-------- Material provided --------

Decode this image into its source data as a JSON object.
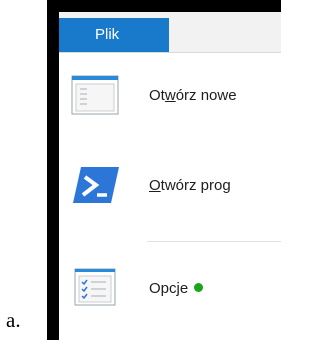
{
  "caption": "a.",
  "ribbon": {
    "file_tab_label": "Plik"
  },
  "menu": {
    "items": [
      {
        "id": "open-new-window",
        "icon": "new-window-icon",
        "label_before": "Ot",
        "label_underline": "w",
        "label_after": "órz nowe"
      },
      {
        "id": "open-powershell",
        "icon": "powershell-icon",
        "label_before": "",
        "label_underline": "O",
        "label_after": "twórz prog"
      },
      {
        "id": "options",
        "icon": "options-icon",
        "label_before": "Opcje",
        "label_underline": "",
        "label_after": ""
      }
    ]
  },
  "colors": {
    "accent": "#1979ca",
    "status_green": "#16a616",
    "powershell_blue": "#2b76d6"
  }
}
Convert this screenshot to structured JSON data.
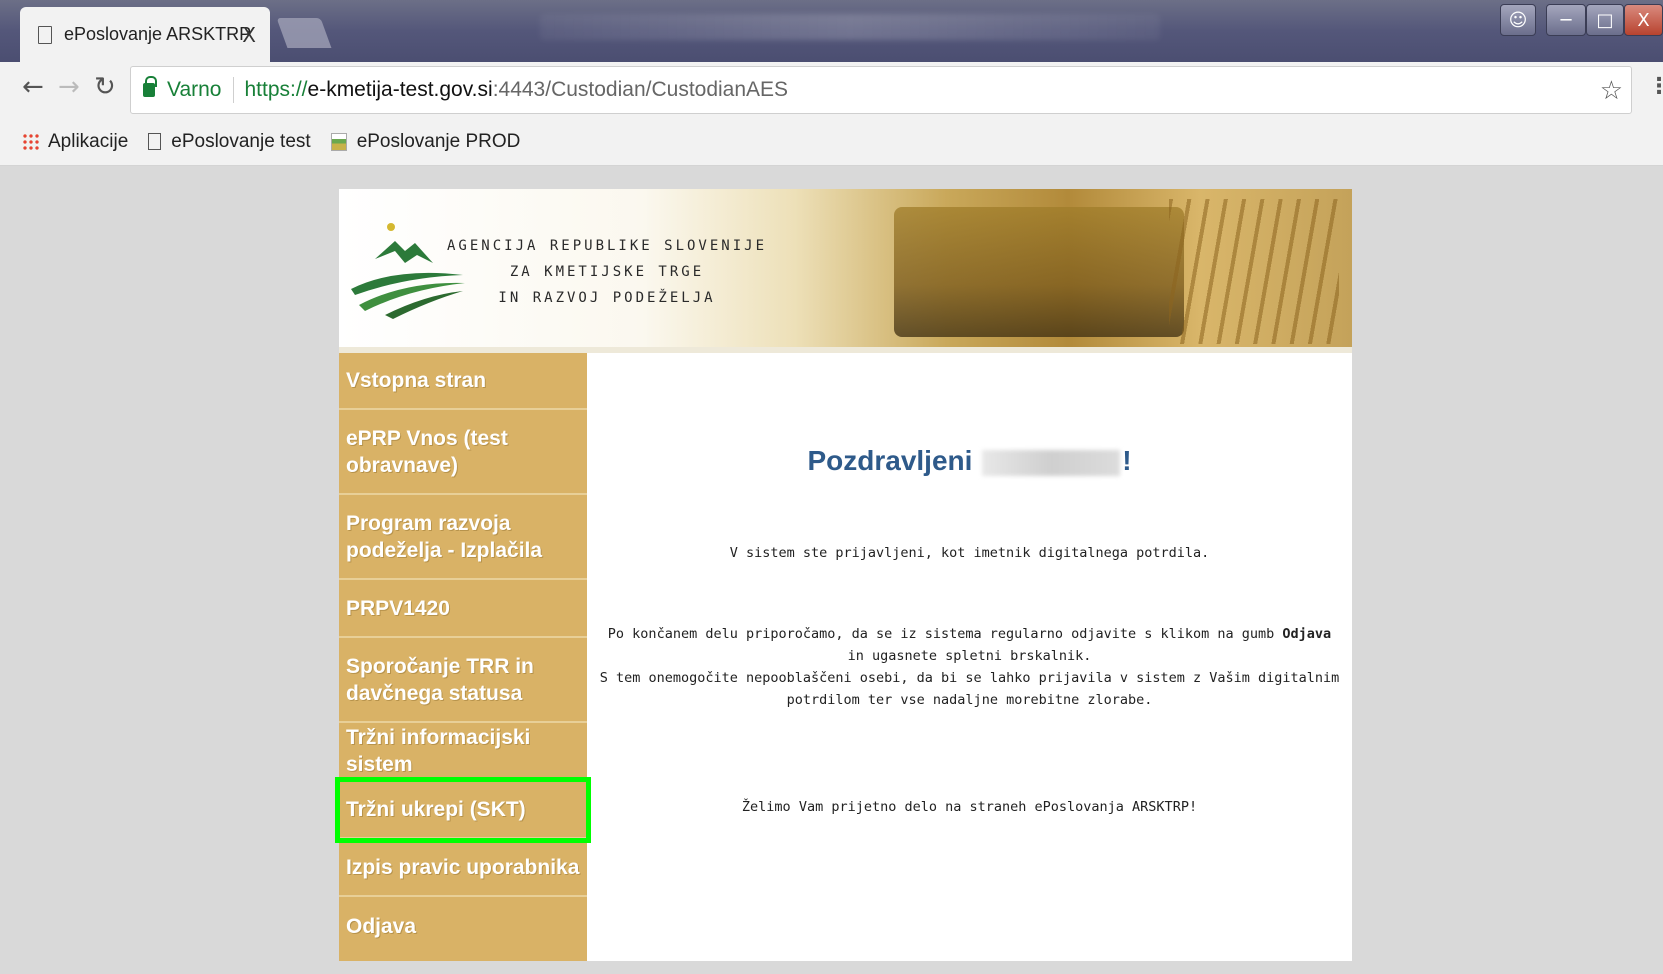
{
  "browser": {
    "tab_title": "ePoslovanje ARSKTRP",
    "tab_close": "X",
    "secure_label": "Varno",
    "url_scheme": "https://",
    "url_host": "e-kmetija-test.gov.si",
    "url_path": ":4443/Custodian/CustodianAES",
    "window_close": "X"
  },
  "bookmarks": [
    {
      "label": "Aplikacije",
      "icon": "apps-icon"
    },
    {
      "label": "ePoslovanje test",
      "icon": "page-icon"
    },
    {
      "label": "ePoslovanje PROD",
      "icon": "favicon"
    }
  ],
  "banner": {
    "line1": "AGENCIJA REPUBLIKE SLOVENIJE",
    "line2": "ZA KMETIJSKE TRGE",
    "line3": "IN RAZVOJ PODEŽELJA"
  },
  "nav": [
    {
      "label": "Vstopna stran"
    },
    {
      "label": "ePRP Vnos (test obravnave)"
    },
    {
      "label": "Program razvoja podeželja - Izplačila"
    },
    {
      "label": "PRPV1420"
    },
    {
      "label": "Sporočanje TRR in davčnega statusa"
    },
    {
      "label": "Tržni informacijski sistem"
    },
    {
      "label": "Tržni ukrepi (SKT)"
    },
    {
      "label": "Izpis pravic uporabnika"
    },
    {
      "label": "Odjava"
    }
  ],
  "content": {
    "greeting_prefix": "Pozdravljeni",
    "greeting_suffix": "!",
    "p1": "V sistem ste prijavljeni, kot imetnik digitalnega potrdila.",
    "p2_before": "Po končanem delu priporočamo, da se iz sistema regularno odjavite s klikom na gumb ",
    "p2_bold": "Odjava",
    "p2_after": " in ugasnete spletni brskalnik.",
    "p3": "S tem onemogočite nepooblaščeni osebi, da bi se lahko prijavila v sistem z Vašim digitalnim potrdilom ter vse nadaljne morebitne zlorabe.",
    "p4": "Želimo Vam prijetno delo na straneh ePoslovanja ARSKTRP!"
  },
  "colors": {
    "sidebar": "#d9b266",
    "greeting": "#2e5a8a",
    "highlight": "#00ff00"
  }
}
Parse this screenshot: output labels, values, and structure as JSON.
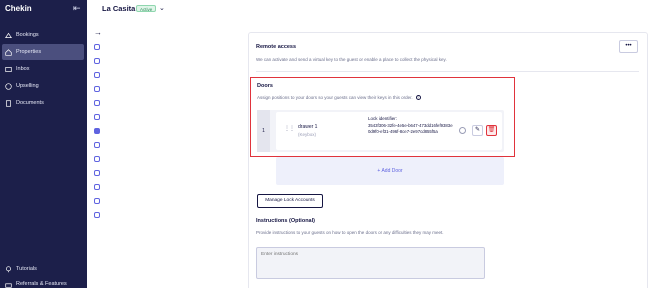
{
  "brand": "Chekin",
  "sidebar": {
    "items": [
      {
        "label": "Bookings",
        "icon": "bookings-icon",
        "active": false
      },
      {
        "label": "Properties",
        "icon": "properties-icon",
        "active": true
      },
      {
        "label": "Inbox",
        "icon": "inbox-icon",
        "active": false
      },
      {
        "label": "Upselling",
        "icon": "upselling-icon",
        "active": false
      },
      {
        "label": "Documents",
        "icon": "documents-icon",
        "active": false
      }
    ],
    "bottom": [
      {
        "label": "Tutorials",
        "icon": "lightbulb-icon"
      },
      {
        "label": "Referrals & Features",
        "icon": "gift-icon"
      }
    ]
  },
  "header": {
    "property_name": "La Casita",
    "status_badge": "Active"
  },
  "remote_access": {
    "title": "Remote access",
    "description": "We can activate and send a virtual key to the guest or enable a place to collect the physical key.",
    "more_label": "•••"
  },
  "doors": {
    "title": "Doors",
    "description": "Assign positions to your doors so your guests can view their keys in this order.",
    "info": "?",
    "rows": [
      {
        "index": "1",
        "name": "drawer 1",
        "type": "(Keybox)",
        "lock_label": "Lock identifier:",
        "lock_id": "3543f306-32fe-4e5e-b647-473dd16fef9383e0d9f0-ef31-496f-8ce7-2e97cd855f5a"
      }
    ],
    "add_label": "+ Add Door"
  },
  "manage_lock_accounts": "Manage Lock Accounts",
  "instructions": {
    "title": "Instructions (Optional)",
    "description": "Provide instructions to your guests on how to open the doors or any difficulties they may meet.",
    "placeholder": "Enter instructions"
  },
  "colors": {
    "sidebar_bg": "#1c1f4a",
    "accent": "#5f63e0",
    "highlight_border": "#e0333c",
    "active_badge": "#2b8c59"
  }
}
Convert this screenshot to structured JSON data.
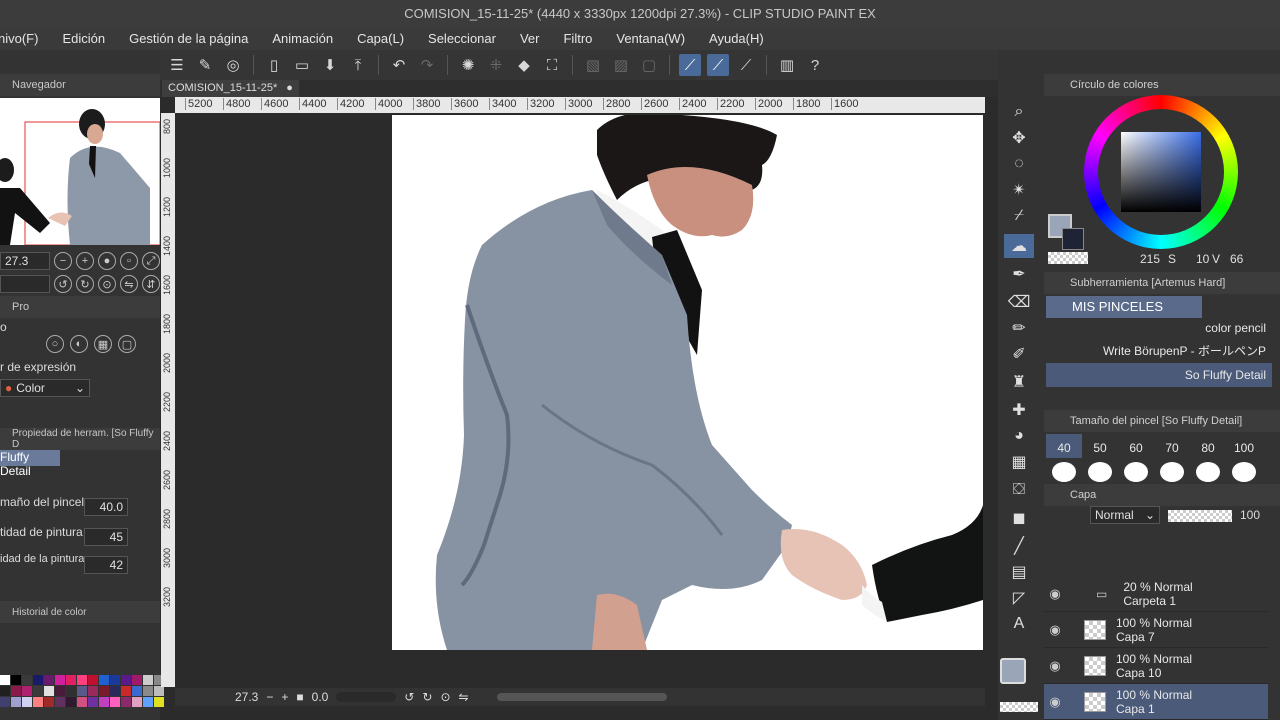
{
  "window": {
    "title": "COMISION_15-11-25* (4440 x 3330px 1200dpi 27.3%) - CLIP STUDIO PAINT EX"
  },
  "menu": [
    "nivo(F)",
    "Edición",
    "Gestión de la página",
    "Animación",
    "Capa(L)",
    "Seleccionar",
    "Ver",
    "Filtro",
    "Ventana(W)",
    "Ayuda(H)"
  ],
  "navigator": {
    "title": "Navegador",
    "zoom": "27.3"
  },
  "left_panel": {
    "tab_short": "Pro",
    "section_label": "o",
    "expression_label": "r de expresión",
    "expression_value": "Color",
    "tool_property_title": "Propiedad de herram. [So Fluffy D",
    "brush_name": "Fluffy Detail",
    "props": [
      {
        "label": "maño del pincel",
        "value": "40.0"
      },
      {
        "label": "tidad de pintura",
        "value": "45"
      },
      {
        "label": "idad de la pintura",
        "value": "42"
      }
    ],
    "color_history_title": "Historial de color"
  },
  "canvas": {
    "tab_label": "COMISION_15-11-25*",
    "ruler_ticks": [
      "5200",
      "4800",
      "4600",
      "4400",
      "4200",
      "4000",
      "3800",
      "3600",
      "3400",
      "3200",
      "3000",
      "2800",
      "2600",
      "2400",
      "2200",
      "2000",
      "1800",
      "1600"
    ],
    "vruler_ticks": [
      "800",
      "1000",
      "1200",
      "1400",
      "1600",
      "1800",
      "2000",
      "2200",
      "2400",
      "2600",
      "2800",
      "3000",
      "3200"
    ],
    "status_zoom": "27.3",
    "status_angle": "0.0"
  },
  "color_wheel": {
    "title": "Círculo de colores",
    "h": "215",
    "s_label": "S",
    "s": "10",
    "v_label": "V",
    "v": "66",
    "main_color": "#9aa6b8",
    "sub_color": "#1e2433"
  },
  "subtool": {
    "title": "Subherramienta [Artemus Hard]",
    "group": "MIS PINCELES",
    "brushes": [
      "color pencil",
      "Write BörupenP - ボールペンP",
      "So Fluffy Detail"
    ]
  },
  "brush_size": {
    "title": "Tamaño del pincel [So Fluffy Detail]",
    "sizes": [
      "40",
      "50",
      "60",
      "70",
      "80",
      "100"
    ]
  },
  "layers": {
    "title": "Capa",
    "blend_mode": "Normal",
    "opacity": "100",
    "items": [
      {
        "opacity_mode": "20 % Normal",
        "name": "Carpeta 1"
      },
      {
        "opacity_mode": "100 % Normal",
        "name": "Capa 7"
      },
      {
        "opacity_mode": "100 % Normal",
        "name": "Capa 10"
      },
      {
        "opacity_mode": "100 % Normal",
        "name": "Capa 1"
      }
    ]
  },
  "palette_colors": [
    "#ffffff",
    "#000000",
    "#3a3a3a",
    "#1a1a6a",
    "#6a1a6a",
    "#d020a0",
    "#e02060",
    "#ff4080",
    "#c01030",
    "#2060d0",
    "#1a3a9a",
    "#5a1a8a",
    "#a01a6a",
    "#cccccc",
    "#888888",
    "#202020",
    "#8a1a4a",
    "#b02070",
    "#3a3a3a",
    "#e0e0e0",
    "#4a1a3a",
    "#303030",
    "#5a5a8a",
    "#9a2a5a",
    "#7a1a2a",
    "#2a2a5a",
    "#c82a2a",
    "#3a6ad0",
    "#8a8a8a",
    "#bcbcbc",
    "#404070",
    "#a0a0d0",
    "#d0d0f0",
    "#ff8080",
    "#a02a2a",
    "#603060",
    "#301a30",
    "#d05080",
    "#7030a0",
    "#c040c0",
    "#ff60c0",
    "#8a2a6a",
    "#e0a0c0",
    "#60a0ff",
    "#e0e020"
  ]
}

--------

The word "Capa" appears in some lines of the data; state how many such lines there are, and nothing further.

_Answer to this exercise_
5